I'm eating as many of my carbs in their whole grain form as possible (I can't believe how good the 100% whole wheat pancakes were) and cutting down as much as I can on simple carbs.
Last but not least, I eat low-carb meals whenever I can. This may be 2-3 times a week and definitely when I'm eating buffet or breakfast at a restaurant. This is also helpful after eating too much the meal before.

Here's a little tip I used when on Weight Watchers that really helped when I read this book over Thanksgiving:
Buy a bottle of baby Tylenol liquid (brand doesn't matter). Empty the contents and wash it out. Fill it up with olive oil and carry it with you. Then when you're in a situation where your menu is out of your control and you know you're likely to overeat, use the little dropper to add olive oil to your food. It really helps curb your appetite (remember it's an MUFA). This was an excellent way of getting in the recommended 2 teaspoons.
Consider measuring to find out how many droppers it takes to make a teaspoon. I believe mine is 3 droppers full per teaspoon.

I'll leave you with a great recipe...
Good Old Fashioned Pancakes
This is THE best pancake recipe. Replace all the flour with whole wheat flour instead and add a tsp of vital wheat gluten (easily found in the flour section). Vital gluten improves the texture of recipes using whole wheat flour. Read more here: Vital Wheat Gluten
I like my pancake batter a little more runny so I add more milk.

2 comments:

Sarah said...

So what is a good carb intake for the day, or for each meal? Your body does need some carbs, right?

aMY g said...
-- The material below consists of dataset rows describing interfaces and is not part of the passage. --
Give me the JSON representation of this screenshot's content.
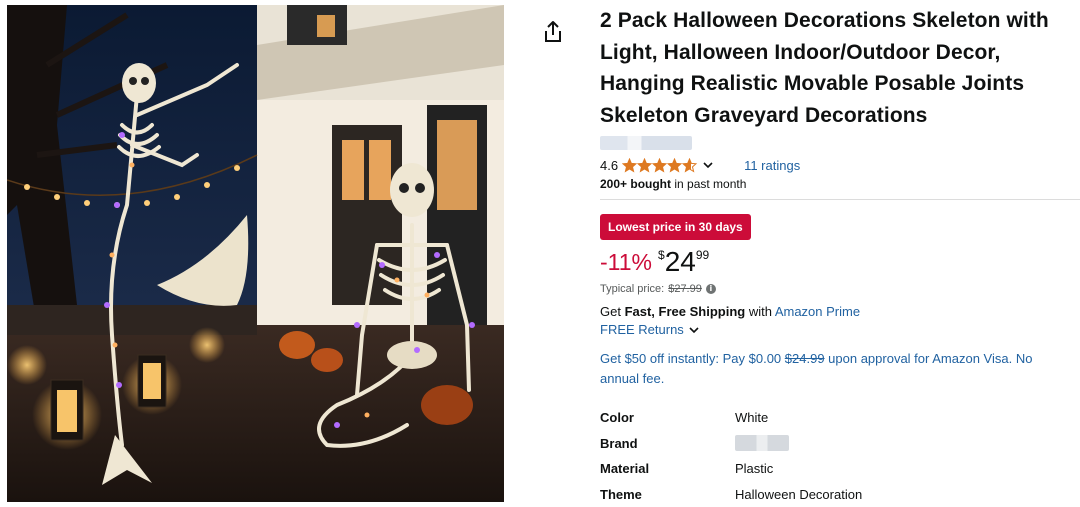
{
  "product": {
    "title": "2 Pack Halloween Decorations Skeleton with Light, Halloween Indoor/Outdoor Decor, Hanging Realistic Movable Posable Joints Skeleton Graveyard Decorations",
    "rating_value": "4.6",
    "rating_stars": 4.6,
    "ratings_count": "11 ratings",
    "bought_bold": "200+ bought",
    "bought_rest": " in past month",
    "deal_badge": "Lowest price in 30 days",
    "discount": "-11%",
    "price_symbol": "$",
    "price_whole": "24",
    "price_fraction": "99",
    "typical_label": "Typical price:",
    "typical_price": "$27.99",
    "shipping_prefix": "Get ",
    "shipping_bold": "Fast, Free Shipping",
    "shipping_mid": " with ",
    "shipping_link": "Amazon Prime",
    "returns_label": "FREE Returns",
    "offer_part1": "Get $50 off instantly: Pay $0.00 ",
    "offer_strike": "$24.99",
    "offer_part2": " upon approval for Amazon Visa. No annual fee."
  },
  "specs": [
    {
      "key": "Color",
      "value": "White"
    },
    {
      "key": "Brand",
      "value": ""
    },
    {
      "key": "Material",
      "value": "Plastic"
    },
    {
      "key": "Theme",
      "value": "Halloween Decoration"
    }
  ],
  "icons": {
    "share": "share-icon",
    "star": "star-icon",
    "chevron": "chevron-down-icon",
    "info": "info-icon"
  },
  "colors": {
    "deal_red": "#cc0c39",
    "link_blue": "#2162a1",
    "star_orange": "#de7921"
  }
}
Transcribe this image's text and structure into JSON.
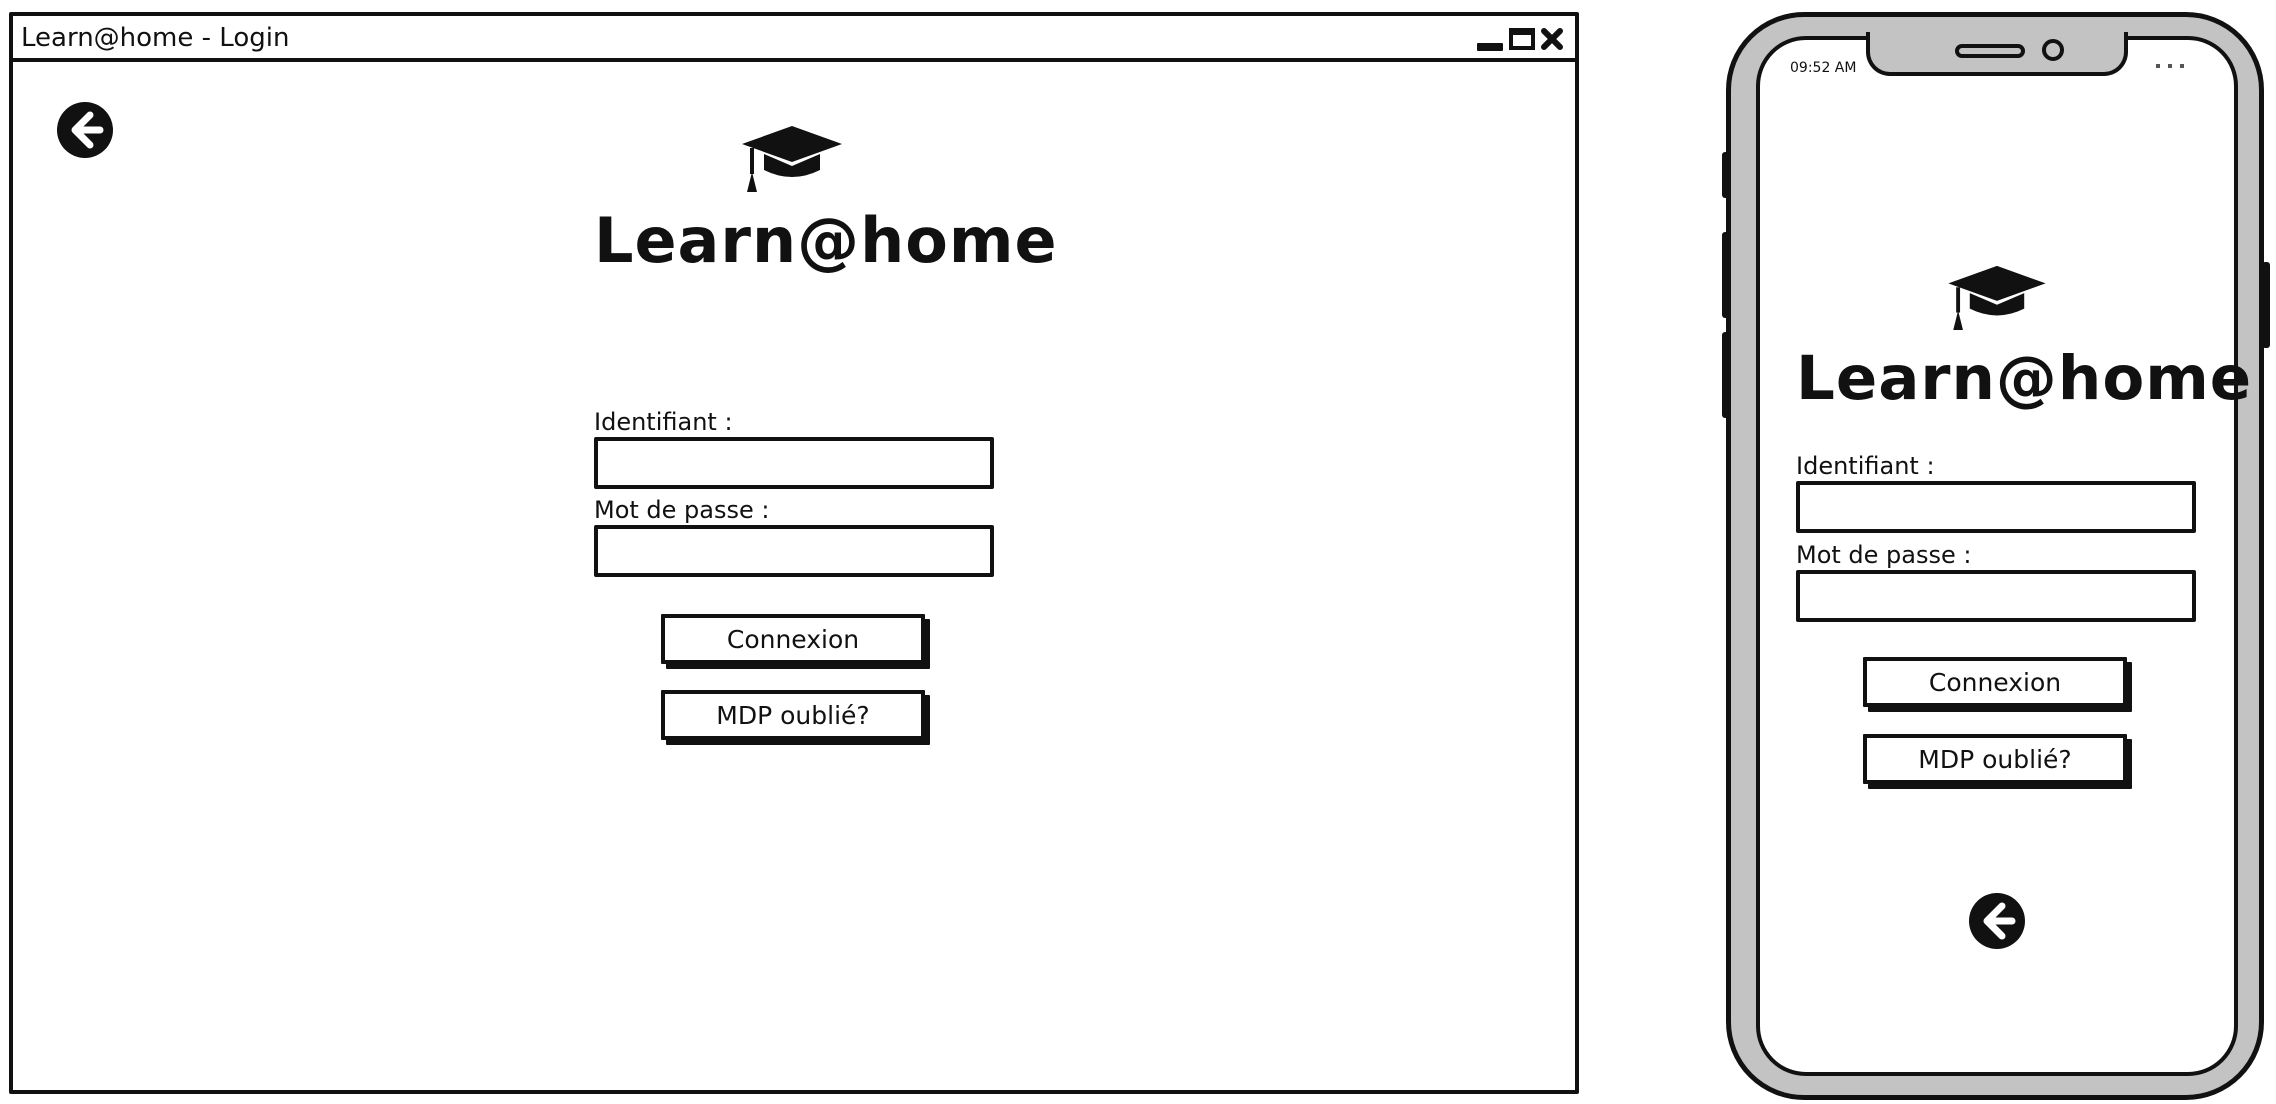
{
  "desktop": {
    "window_title": "Learn@home - Login",
    "controls": {
      "minimize": "minimize-icon",
      "maximize": "maximize-icon",
      "close": "close-icon"
    },
    "back_icon": "arrow-left-circle-icon",
    "logo": {
      "icon": "graduation-cap-icon",
      "text": "Learn@home"
    },
    "form": {
      "username_label": "Identifiant :",
      "username_value": "",
      "password_label": "Mot de passe :",
      "password_value": "",
      "login_button": "Connexion",
      "forgot_button": "MDP oublié?"
    }
  },
  "mobile": {
    "status_time": "09:52 AM",
    "logo": {
      "icon": "graduation-cap-icon",
      "text": "Learn@home"
    },
    "form": {
      "username_label": "Identifiant :",
      "username_value": "",
      "password_label": "Mot de passe :",
      "password_value": "",
      "login_button": "Connexion",
      "forgot_button": "MDP oublié?"
    },
    "back_icon": "arrow-left-circle-icon"
  },
  "colors": {
    "ink": "#111111",
    "phone_frame": "#c3c3c3",
    "background": "#ffffff"
  }
}
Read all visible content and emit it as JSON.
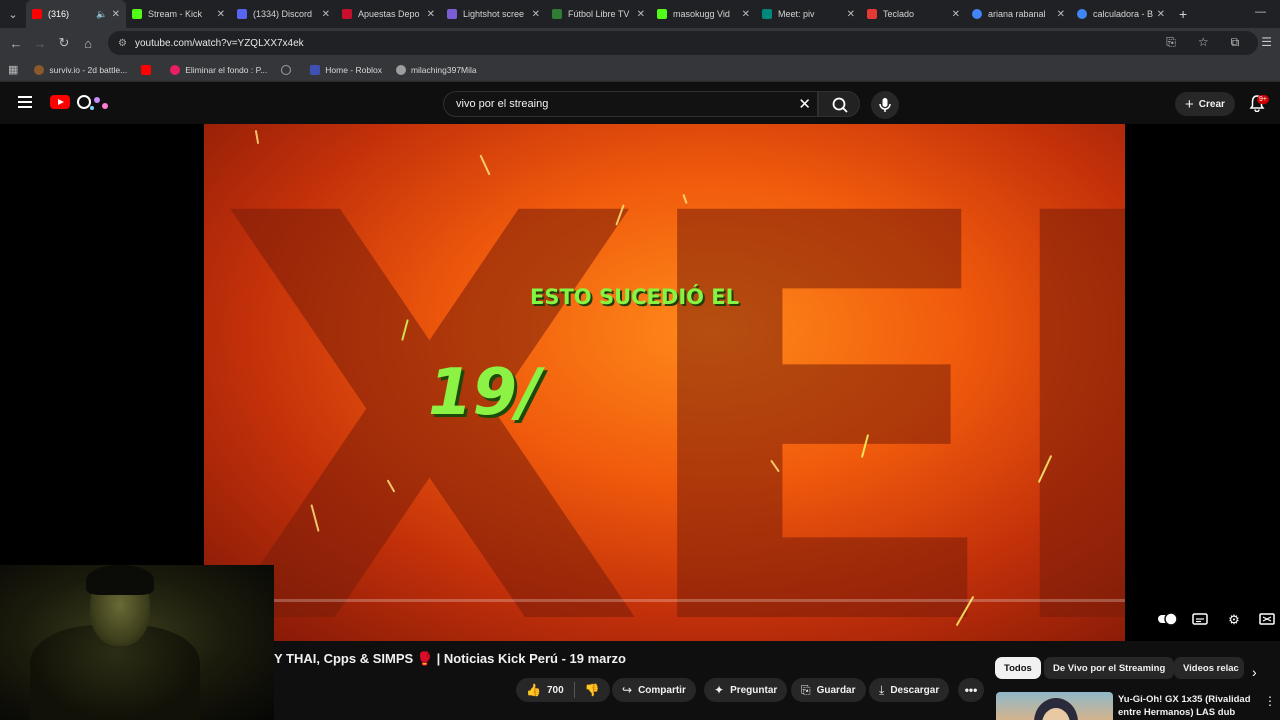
{
  "browser": {
    "tabs": [
      {
        "title": "(316)",
        "color": "#ff0000"
      },
      {
        "title": "Stream - Kick",
        "color": "#53fc18"
      },
      {
        "title": "(1334) Discord",
        "color": "#5865f2"
      },
      {
        "title": "Apuestas Depo",
        "color": "#c8102e"
      },
      {
        "title": "Lightshot scree",
        "color": "#7b5cd6"
      },
      {
        "title": "Fútbol Libre TV",
        "color": "#2e7d32"
      },
      {
        "title": "masokugg Vid",
        "color": "#53fc18"
      },
      {
        "title": "Meet: piv",
        "color": "#00897b"
      },
      {
        "title": "Teclado",
        "color": "#e53935"
      },
      {
        "title": "ariana rabanal",
        "color": "#4285f4"
      },
      {
        "title": "calculadora - B",
        "color": "#4285f4"
      }
    ],
    "url": "youtube.com/watch?v=YZQLXX7x4ek",
    "bookmarks": [
      {
        "label": "surviv.io - 2d battle...",
        "color": "#8b5a2b"
      },
      {
        "label": "",
        "color": "#ff0000"
      },
      {
        "label": "Eliminar el fondo : P...",
        "color": "#e91e63"
      },
      {
        "label": "",
        "color": "#9e9e9e"
      },
      {
        "label": "Home - Roblox",
        "color": "#3f51b5"
      },
      {
        "label": "milaching397Mila",
        "color": "#9e9e9e"
      }
    ]
  },
  "youtube": {
    "search_value": "vivo por el streaing",
    "create_label": "Crear",
    "notif_count": "9+"
  },
  "video": {
    "overlay_line1": "ESTO SUCEDIÓ EL",
    "overlay_line2": "19/",
    "bg_text": "XELS",
    "title": "Y THAI, Cpps & SIMPS 🥊 | Noticias Kick Perú - 19 marzo",
    "likes": "700",
    "actions": {
      "share": "Compartir",
      "ask": "Preguntar",
      "save": "Guardar",
      "download": "Descargar"
    }
  },
  "sidebar": {
    "chips": [
      "Todos",
      "De Vivo por el Streaming",
      "Videos relac"
    ],
    "recommended": {
      "title": "Yu-Gi-Oh! GX 1x35 (Rivalidad entre Hermanos) LAS dub"
    }
  }
}
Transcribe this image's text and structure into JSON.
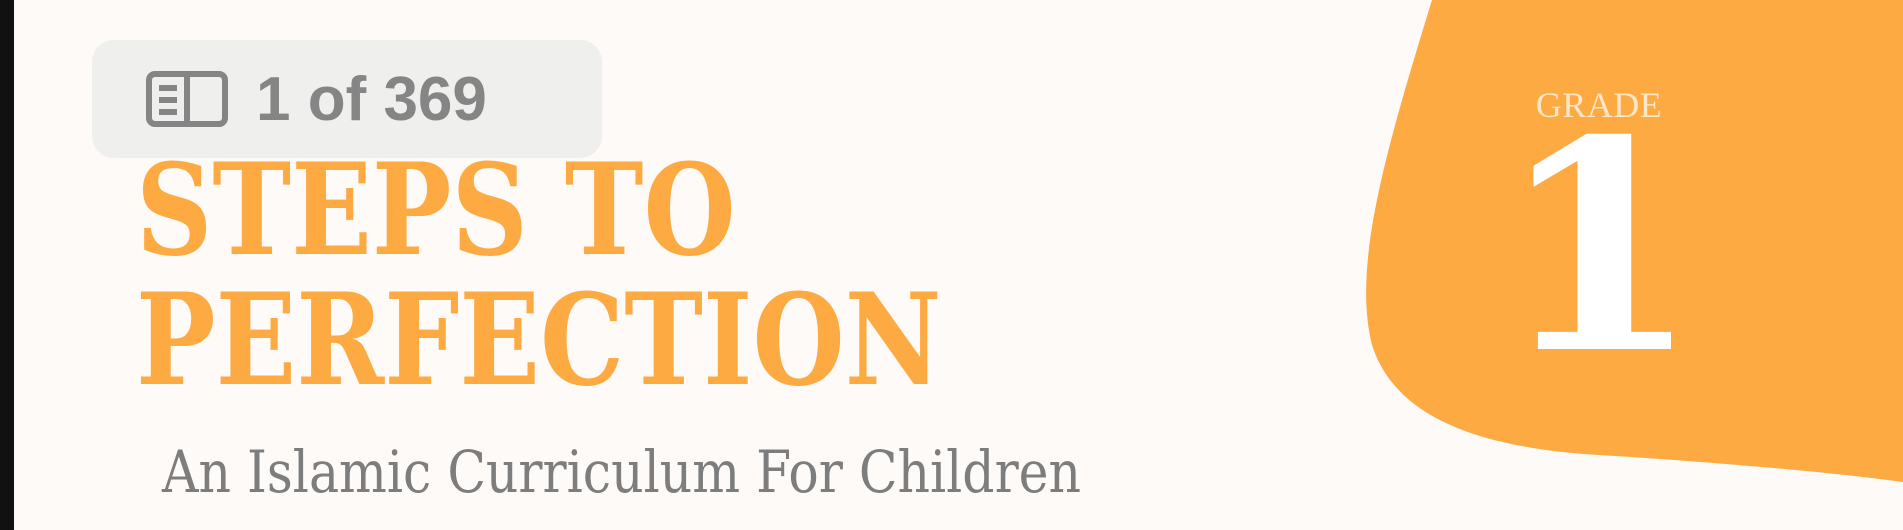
{
  "document": {
    "title_line_1": "STEPS TO",
    "title_line_2": "PERFECTION",
    "subtitle": "An Islamic Curriculum For Children",
    "grade_label": "GRADE",
    "grade_number": "1"
  },
  "page_indicator": {
    "icon": "book-pages-icon",
    "text": "1 of 369"
  },
  "colors": {
    "accent_orange": "#fdaa43",
    "page_background": "#fdfaf7",
    "viewer_background": "#111111",
    "subtitle_gray": "#7d7d7d",
    "badge_text_gray": "#858585"
  }
}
Excellent question Sarah... Yes we need carbs and he is not even suggesting a carb free diet. What he is suggesting is to eat complex carbs so your insulin levels don't spike and in smaller amounts than we're used to eating, in addition to eating a LOT of healthy fats.
He recommends about a 2:1 fat to carb calorie ratio. For example: approx 50% of calories from fat, 25% percent from protein, and 25% from carbs.